Keep the images out while you set down the data exactly.

# DATA FOR THIS EXERCISE
***

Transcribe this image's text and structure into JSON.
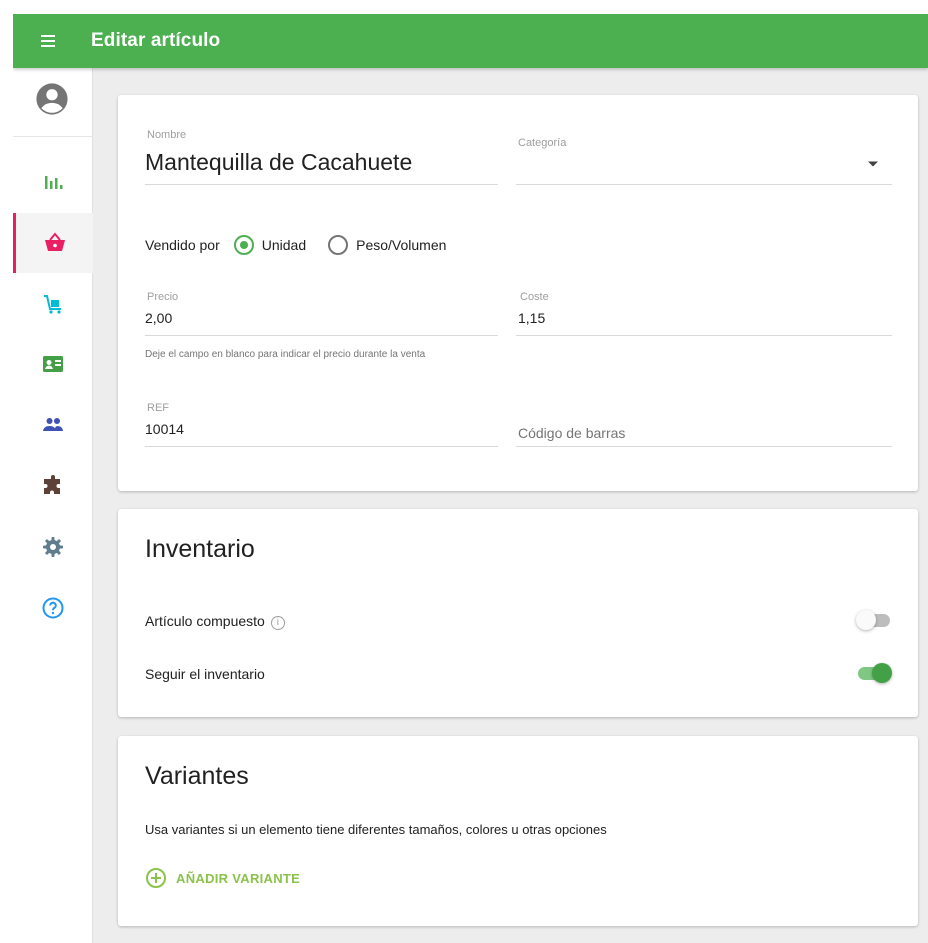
{
  "app": {
    "title": "Editar artículo"
  },
  "sidebar": {
    "items": [
      {
        "icon": "reports-icon",
        "color": "#4caf50"
      },
      {
        "icon": "basket-icon",
        "color": "#e91e63",
        "active": true
      },
      {
        "icon": "inventory-icon",
        "color": "#00bcd4"
      },
      {
        "icon": "employees-icon",
        "color": "#43a047"
      },
      {
        "icon": "customers-icon",
        "color": "#3f51b5"
      },
      {
        "icon": "integrations-icon",
        "color": "#5d4037"
      },
      {
        "icon": "settings-icon",
        "color": "#607d8b"
      },
      {
        "icon": "help-icon",
        "color": "#2196f3"
      }
    ]
  },
  "item_form": {
    "name_label": "Nombre",
    "name_value": "Mantequilla de Cacahuete",
    "category_label": "Categoría",
    "category_value": "",
    "sold_by_label": "Vendido por",
    "sold_by_options": [
      "Unidad",
      "Peso/Volumen"
    ],
    "sold_by_selected": "Unidad",
    "price_label": "Precio",
    "price_value": "2,00",
    "price_helper": "Deje el campo en blanco para indicar el precio durante la venta",
    "cost_label": "Coste",
    "cost_value": "1,15",
    "ref_label": "REF",
    "ref_value": "10014",
    "barcode_placeholder": "Código de barras"
  },
  "inventory": {
    "title": "Inventario",
    "composite_label": "Artículo compuesto",
    "composite_enabled": false,
    "track_label": "Seguir el inventario",
    "track_enabled": true
  },
  "variants": {
    "title": "Variantes",
    "description": "Usa variantes si un elemento tiene diferentes tamaños, colores u otras opciones",
    "add_label": "AÑADIR VARIANTE"
  },
  "colors": {
    "appbar": "#4caf50",
    "accent": "#8bc34a",
    "active_nav": "#e91e63"
  }
}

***

# RESPONSE TO THE EXERCISE
Transcribe this image's text and structure into JSON.
{
  "app": {
    "title": "Editar artículo"
  },
  "sidebar": {
    "items": [
      {
        "icon": "reports-icon",
        "color": "#4caf50"
      },
      {
        "icon": "basket-icon",
        "color": "#e91e63",
        "active": true
      },
      {
        "icon": "inventory-icon",
        "color": "#00bcd4"
      },
      {
        "icon": "employees-icon",
        "color": "#43a047"
      },
      {
        "icon": "customers-icon",
        "color": "#3f51b5"
      },
      {
        "icon": "integrations-icon",
        "color": "#5d4037"
      },
      {
        "icon": "settings-icon",
        "color": "#607d8b"
      },
      {
        "icon": "help-icon",
        "color": "#2196f3"
      }
    ]
  },
  "item_form": {
    "name_label": "Nombre",
    "name_value": "Mantequilla de Cacahuete",
    "category_label": "Categoría",
    "category_value": "",
    "sold_by_label": "Vendido por",
    "sold_by_options": [
      "Unidad",
      "Peso/Volumen"
    ],
    "sold_by_selected": "Unidad",
    "price_label": "Precio",
    "price_value": "2,00",
    "price_helper": "Deje el campo en blanco para indicar el precio durante la venta",
    "cost_label": "Coste",
    "cost_value": "1,15",
    "ref_label": "REF",
    "ref_value": "10014",
    "barcode_placeholder": "Código de barras"
  },
  "inventory": {
    "title": "Inventario",
    "composite_label": "Artículo compuesto",
    "composite_enabled": false,
    "track_label": "Seguir el inventario",
    "track_enabled": true
  },
  "variants": {
    "title": "Variantes",
    "description": "Usa variantes si un elemento tiene diferentes tamaños, colores u otras opciones",
    "add_label": "AÑADIR VARIANTE"
  },
  "colors": {
    "appbar": "#4caf50",
    "accent": "#8bc34a",
    "active_nav": "#e91e63"
  }
}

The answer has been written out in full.